Select and reproduce each line of the listing below that bears the string "this".

= = = =

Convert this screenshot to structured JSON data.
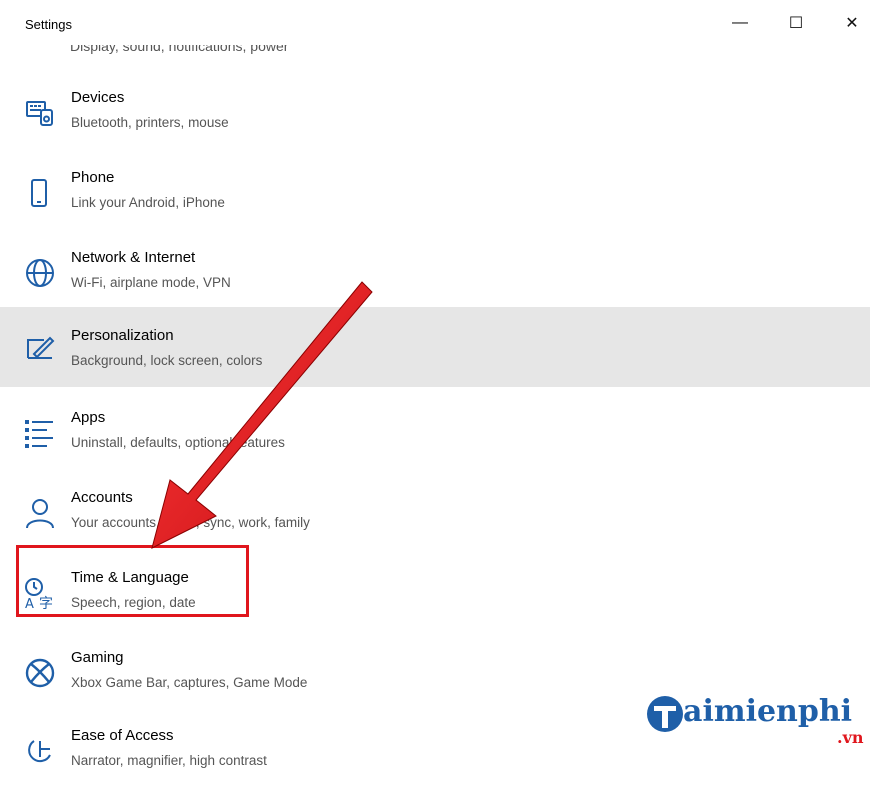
{
  "window": {
    "title": "Settings",
    "minimize": "—",
    "maximize": "☐",
    "close": "✕"
  },
  "partial_item": {
    "desc": "Display, sound, notifications, power"
  },
  "items": [
    {
      "name": "Devices",
      "desc": "Bluetooth, printers, mouse",
      "icon": "devices-icon"
    },
    {
      "name": "Phone",
      "desc": "Link your Android, iPhone",
      "icon": "phone-icon"
    },
    {
      "name": "Network & Internet",
      "desc": "Wi-Fi, airplane mode, VPN",
      "icon": "globe-icon"
    },
    {
      "name": "Personalization",
      "desc": "Background, lock screen, colors",
      "icon": "personalization-icon"
    },
    {
      "name": "Apps",
      "desc": "Uninstall, defaults, optional features",
      "icon": "apps-list-icon"
    },
    {
      "name": "Accounts",
      "desc": "Your accounts, email, sync, work, family",
      "icon": "person-icon"
    },
    {
      "name": "Time & Language",
      "desc": "Speech, region, date",
      "icon": "time-language-icon"
    },
    {
      "name": "Gaming",
      "desc": "Xbox Game Bar, captures, Game Mode",
      "icon": "xbox-icon"
    },
    {
      "name": "Ease of Access",
      "desc": "Narrator, magnifier, high contrast",
      "icon": "ease-of-access-icon"
    }
  ],
  "watermark": {
    "text": "aimienphi",
    "sub": ".vn"
  },
  "colors": {
    "accent": "#e0161d",
    "icon_blue": "#1f5fa8",
    "hover": "#e6e6e6"
  }
}
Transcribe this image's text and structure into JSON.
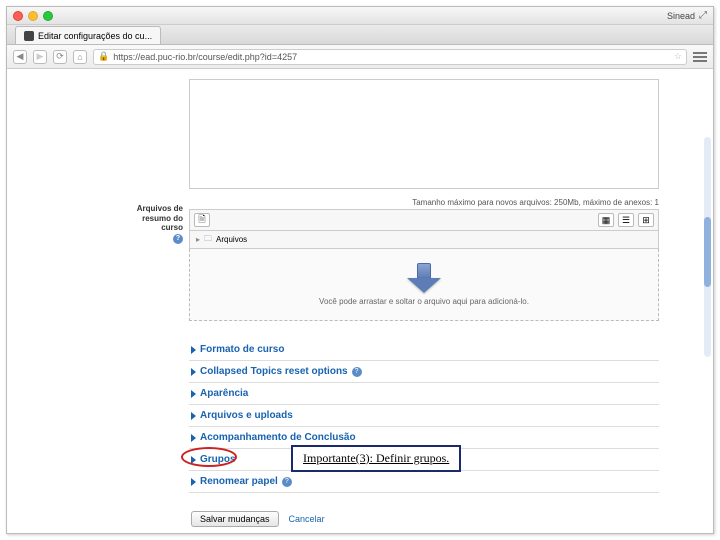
{
  "window": {
    "user_label": "Sinead",
    "tab_title": "Editar configurações do cu..."
  },
  "browser": {
    "url": "https://ead.puc-rio.br/course/edit.php?id=4257"
  },
  "form": {
    "summary_files_label": "Arquivos de resumo do curso",
    "file_size_hint": "Tamanho máximo para novos arquivos: 250Mb, máximo de anexos: 1",
    "files_folder_label": "Arquivos",
    "dropzone_text": "Você pode arrastar e soltar o arquivo aqui para adicioná-lo."
  },
  "sections": {
    "formato": "Formato de curso",
    "collapsed": "Collapsed Topics reset options",
    "aparencia": "Aparência",
    "arquivos": "Arquivos e uploads",
    "acompanhamento": "Acompanhamento de Conclusão",
    "grupos": "Grupos",
    "renomear": "Renomear papel"
  },
  "actions": {
    "save": "Salvar mudanças",
    "cancel": "Cancelar"
  },
  "annotation": {
    "text": "Importante(3): Definir grupos."
  }
}
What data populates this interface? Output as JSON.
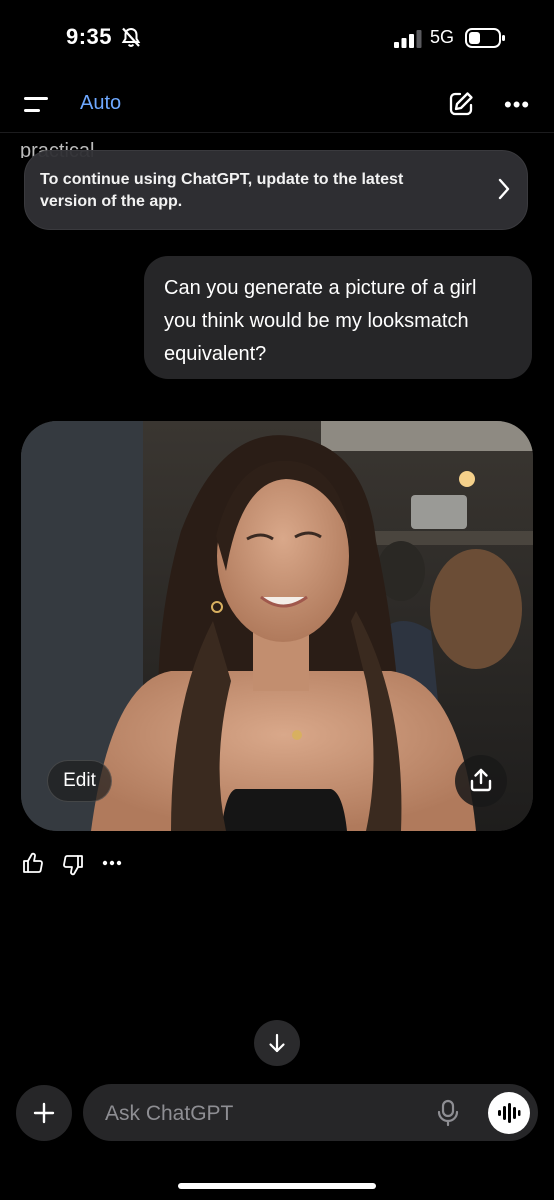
{
  "status_bar": {
    "time": "9:35",
    "network": "5G",
    "icons": [
      "bell-slash-icon",
      "signal-icon",
      "battery-icon"
    ]
  },
  "header": {
    "model_label": "Auto",
    "icons": [
      "menu-icon",
      "compose-icon",
      "more-icon"
    ]
  },
  "previous_text_fragment": "practical",
  "update_banner": {
    "text": "To continue using ChatGPT, update to the latest version of the app."
  },
  "user_message": {
    "text": "Can you generate a picture of a girl you think would be my looksmatch equivalent?"
  },
  "generated_image": {
    "edit_label": "Edit",
    "icons": [
      "share-icon"
    ]
  },
  "message_actions": {
    "icons": [
      "thumbs-up-icon",
      "thumbs-down-icon",
      "more-icon"
    ]
  },
  "composer": {
    "placeholder": "Ask ChatGPT",
    "icons": [
      "plus-icon",
      "mic-icon",
      "voice-mode-icon",
      "arrow-down-icon"
    ]
  },
  "colors": {
    "background": "#000000",
    "accent": "#6ea8ff",
    "bubble": "#262628",
    "banner": "#303034"
  }
}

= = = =

** TASK RESULT **
Convert this screenshot to structured JSON data.
Transcribe this image's text and structure into JSON.
What data populates this interface? Output as JSON.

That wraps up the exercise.